The use of high-performance work practices (HPWPs) related to career development (e.g., tuition remission, career ladders) is becoming more common in health care organizations, where skill shortages and concerns about quality of care have led to increasing investment in the frontline health care workforce. However, few studies have examined the effectiveness of these policies in shaping the career trajectories of health care workers.
The aim of this study is to examine how HPWPs that focus on career development are related to an individuals’ perceived mobility with their current employer. We will also examine the relationships between perceived mobility, job satisfaction, and turnover intent.
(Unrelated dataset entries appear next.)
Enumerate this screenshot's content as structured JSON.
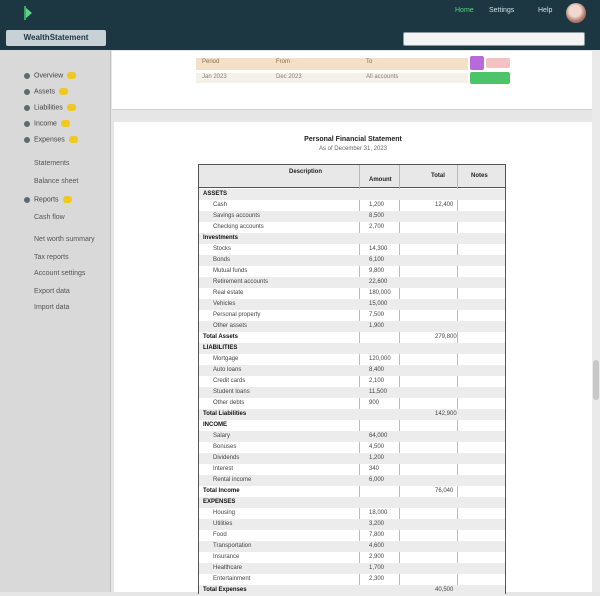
{
  "topbar": {
    "links": [
      "Home",
      "Settings",
      "Help"
    ]
  },
  "brand": {
    "title": "WealthStatement"
  },
  "search": {
    "placeholder": ""
  },
  "sidebar": {
    "items": [
      {
        "label": "Overview",
        "badge": true,
        "dot": true
      },
      {
        "label": "Assets",
        "badge": true,
        "dot": true
      },
      {
        "label": "Liabilities",
        "badge": true,
        "dot": true
      },
      {
        "label": "Income",
        "badge": true,
        "dot": true
      },
      {
        "label": "Expenses",
        "badge": true,
        "dot": true
      },
      {
        "label": "Statements",
        "badge": false,
        "dot": false
      },
      {
        "label": "Balance sheet",
        "badge": false,
        "dot": false
      },
      {
        "label": "Reports",
        "badge": true,
        "dot": true
      },
      {
        "label": "Cash flow",
        "badge": false,
        "dot": false
      },
      {
        "label": "Net worth summary",
        "badge": false,
        "dot": false
      },
      {
        "label": "Tax reports",
        "badge": false,
        "dot": false
      },
      {
        "label": "Account settings",
        "badge": false,
        "dot": false
      },
      {
        "label": "Export data",
        "badge": false,
        "dot": false
      },
      {
        "label": "Import data",
        "badge": false,
        "dot": false
      }
    ]
  },
  "toolbar": {
    "row1": [
      "Period",
      "From",
      "To"
    ],
    "row2": [
      "Jan 2023",
      "Dec 2023",
      "All accounts"
    ]
  },
  "document": {
    "title": "Personal Financial Statement",
    "subtitle": "As of December 31, 2023",
    "headers": [
      "Description",
      "Amount",
      "Total",
      "Notes"
    ],
    "rows": [
      {
        "label": "ASSETS",
        "section": true,
        "v1": "",
        "v2": "",
        "v3": ""
      },
      {
        "label": "Cash",
        "section": false,
        "v1": "1,200",
        "v2": "12,400",
        "v3": ""
      },
      {
        "label": "Savings accounts",
        "section": false,
        "v1": "8,500",
        "v2": "",
        "v3": ""
      },
      {
        "label": "Checking accounts",
        "section": false,
        "v1": "2,700",
        "v2": "",
        "v3": ""
      },
      {
        "label": "Investments",
        "section": true,
        "v1": "",
        "v2": "",
        "v3": ""
      },
      {
        "label": "Stocks",
        "section": false,
        "v1": "14,300",
        "v2": "",
        "v3": ""
      },
      {
        "label": "Bonds",
        "section": false,
        "v1": "6,100",
        "v2": "",
        "v3": ""
      },
      {
        "label": "Mutual funds",
        "section": false,
        "v1": "9,800",
        "v2": "",
        "v3": ""
      },
      {
        "label": "Retirement accounts",
        "section": false,
        "v1": "22,600",
        "v2": "",
        "v3": ""
      },
      {
        "label": "Real estate",
        "section": false,
        "v1": "180,000",
        "v2": "",
        "v3": ""
      },
      {
        "label": "Vehicles",
        "section": false,
        "v1": "15,000",
        "v2": "",
        "v3": ""
      },
      {
        "label": "Personal property",
        "section": false,
        "v1": "7,500",
        "v2": "",
        "v3": ""
      },
      {
        "label": "Other assets",
        "section": false,
        "v1": "1,900",
        "v2": "",
        "v3": ""
      },
      {
        "label": "Total Assets",
        "section": true,
        "v1": "",
        "v2": "279,800",
        "v3": ""
      },
      {
        "label": "LIABILITIES",
        "section": true,
        "v1": "",
        "v2": "",
        "v3": ""
      },
      {
        "label": "Mortgage",
        "section": false,
        "v1": "120,000",
        "v2": "",
        "v3": ""
      },
      {
        "label": "Auto loans",
        "section": false,
        "v1": "8,400",
        "v2": "",
        "v3": ""
      },
      {
        "label": "Credit cards",
        "section": false,
        "v1": "2,100",
        "v2": "",
        "v3": ""
      },
      {
        "label": "Student loans",
        "section": false,
        "v1": "11,500",
        "v2": "",
        "v3": ""
      },
      {
        "label": "Other debts",
        "section": false,
        "v1": "900",
        "v2": "",
        "v3": ""
      },
      {
        "label": "Total Liabilities",
        "section": true,
        "v1": "",
        "v2": "142,900",
        "v3": ""
      },
      {
        "label": "INCOME",
        "section": true,
        "v1": "",
        "v2": "",
        "v3": ""
      },
      {
        "label": "Salary",
        "section": false,
        "v1": "64,000",
        "v2": "",
        "v3": ""
      },
      {
        "label": "Bonuses",
        "section": false,
        "v1": "4,500",
        "v2": "",
        "v3": ""
      },
      {
        "label": "Dividends",
        "section": false,
        "v1": "1,200",
        "v2": "",
        "v3": ""
      },
      {
        "label": "Interest",
        "section": false,
        "v1": "340",
        "v2": "",
        "v3": ""
      },
      {
        "label": "Rental income",
        "section": false,
        "v1": "6,000",
        "v2": "",
        "v3": ""
      },
      {
        "label": "Total Income",
        "section": true,
        "v1": "",
        "v2": "76,040",
        "v3": ""
      },
      {
        "label": "EXPENSES",
        "section": true,
        "v1": "",
        "v2": "",
        "v3": ""
      },
      {
        "label": "Housing",
        "section": false,
        "v1": "18,000",
        "v2": "",
        "v3": ""
      },
      {
        "label": "Utilities",
        "section": false,
        "v1": "3,200",
        "v2": "",
        "v3": ""
      },
      {
        "label": "Food",
        "section": false,
        "v1": "7,800",
        "v2": "",
        "v3": ""
      },
      {
        "label": "Transportation",
        "section": false,
        "v1": "4,600",
        "v2": "",
        "v3": ""
      },
      {
        "label": "Insurance",
        "section": false,
        "v1": "2,900",
        "v2": "",
        "v3": ""
      },
      {
        "label": "Healthcare",
        "section": false,
        "v1": "1,700",
        "v2": "",
        "v3": ""
      },
      {
        "label": "Entertainment",
        "section": false,
        "v1": "2,300",
        "v2": "",
        "v3": ""
      },
      {
        "label": "Total Expenses",
        "section": true,
        "v1": "",
        "v2": "40,500",
        "v3": ""
      }
    ]
  },
  "colors": {
    "topbar": "#1c3742",
    "accent": "#4cc46a",
    "badge": "#f2c81f"
  }
}
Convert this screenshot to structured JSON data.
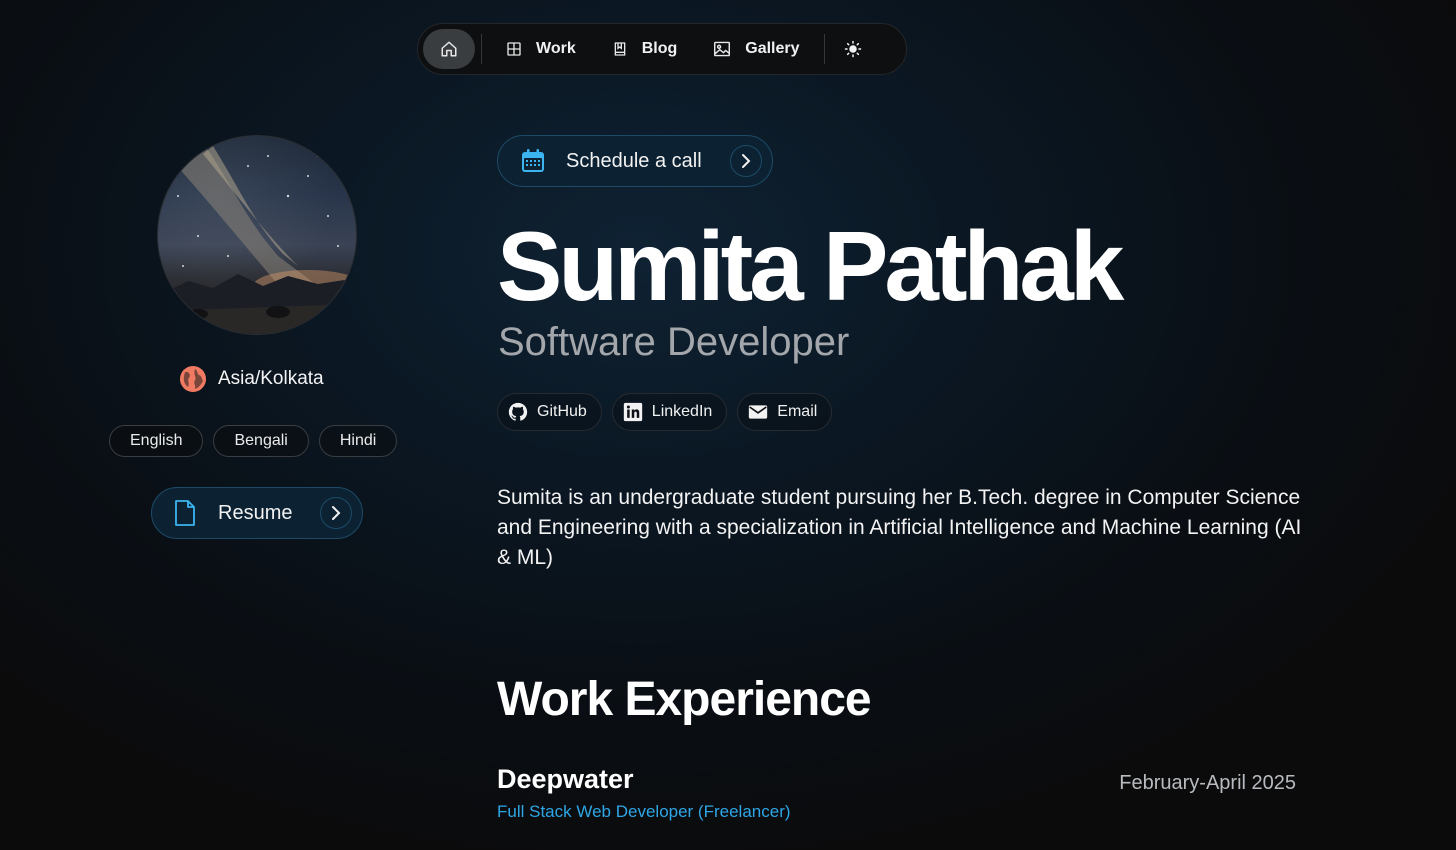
{
  "nav": {
    "items": [
      {
        "label": "Work",
        "icon": "grid-icon"
      },
      {
        "label": "Blog",
        "icon": "book-icon"
      },
      {
        "label": "Gallery",
        "icon": "image-icon"
      }
    ],
    "home_icon": "home-icon",
    "theme_icon": "sun-icon"
  },
  "profile": {
    "timezone": "Asia/Kolkata",
    "languages": [
      "English",
      "Bengali",
      "Hindi"
    ],
    "resume_label": "Resume"
  },
  "hero": {
    "schedule_label": "Schedule a call",
    "name": "Sumita Pathak",
    "role": "Software Developer",
    "socials": [
      {
        "label": "GitHub",
        "icon": "github-icon"
      },
      {
        "label": "LinkedIn",
        "icon": "linkedin-icon"
      },
      {
        "label": "Email",
        "icon": "email-icon"
      }
    ],
    "bio": "Sumita is an undergraduate student pursuing her B.Tech. degree in Computer Science and Engineering with a specialization in Artificial Intelligence and Machine Learning (AI & ML)"
  },
  "work": {
    "title": "Work Experience",
    "entries": [
      {
        "company": "Deepwater",
        "date": "February-April 2025",
        "position": "Full Stack Web Developer (Freelancer)"
      }
    ]
  },
  "colors": {
    "accent": "#2ea6e6",
    "globe": "#f07a62"
  }
}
We use confirmatory factor analysis and structural equation modeling to examine the relationships between HPWPs and perceived mobility in a sample of 947 frontline health care workers in 22 health care organizations across the United States.
The findings suggest that tuition remission and educational release time positively predict perceived mobility. Measures of perceived organizational support in one’s current position (e.g., financial rewards, workload, and autonomy) and perceived supervisor support for career development are also significant predictors of perceived mobility. Finally, perceived mobility is a significant predictor of job satisfaction and intent to stay with current employer.
Our findings suggest that HPWPs related to career development may be effective tools in improving workers’ assessments of their own career potential and improving overall job satisfaction of frontline health care workers. Consequently, HPWPs related to career development may help employers both retain valuable workers and fill worker shortages.
Janette S. Dill, PhD, is Assistant Professor, Sociology Department, The University of Akron, Ohio. E-mail: firstname.lastname@example.org.
Jennifer Craft Morgan, PhD, is Assistant Professor, Gerontology Institute, Georgia State University, Atlanta.
Bryan Weiner, PhD, is Professor, The Department of Health Policy and Management, The University of North Carolina at Chapel Hill.
Jennifer Craft Morgan was the PI on an evaluation grant from the Robert Wood Johnson Foundation that funded the data collection for the data used in this study. Janette Dill worked as a graduate research assistant on the same grant.
The authors have disclosed that they have no significant relationship with, or financial interest in, any commercial companies pertaining to this article.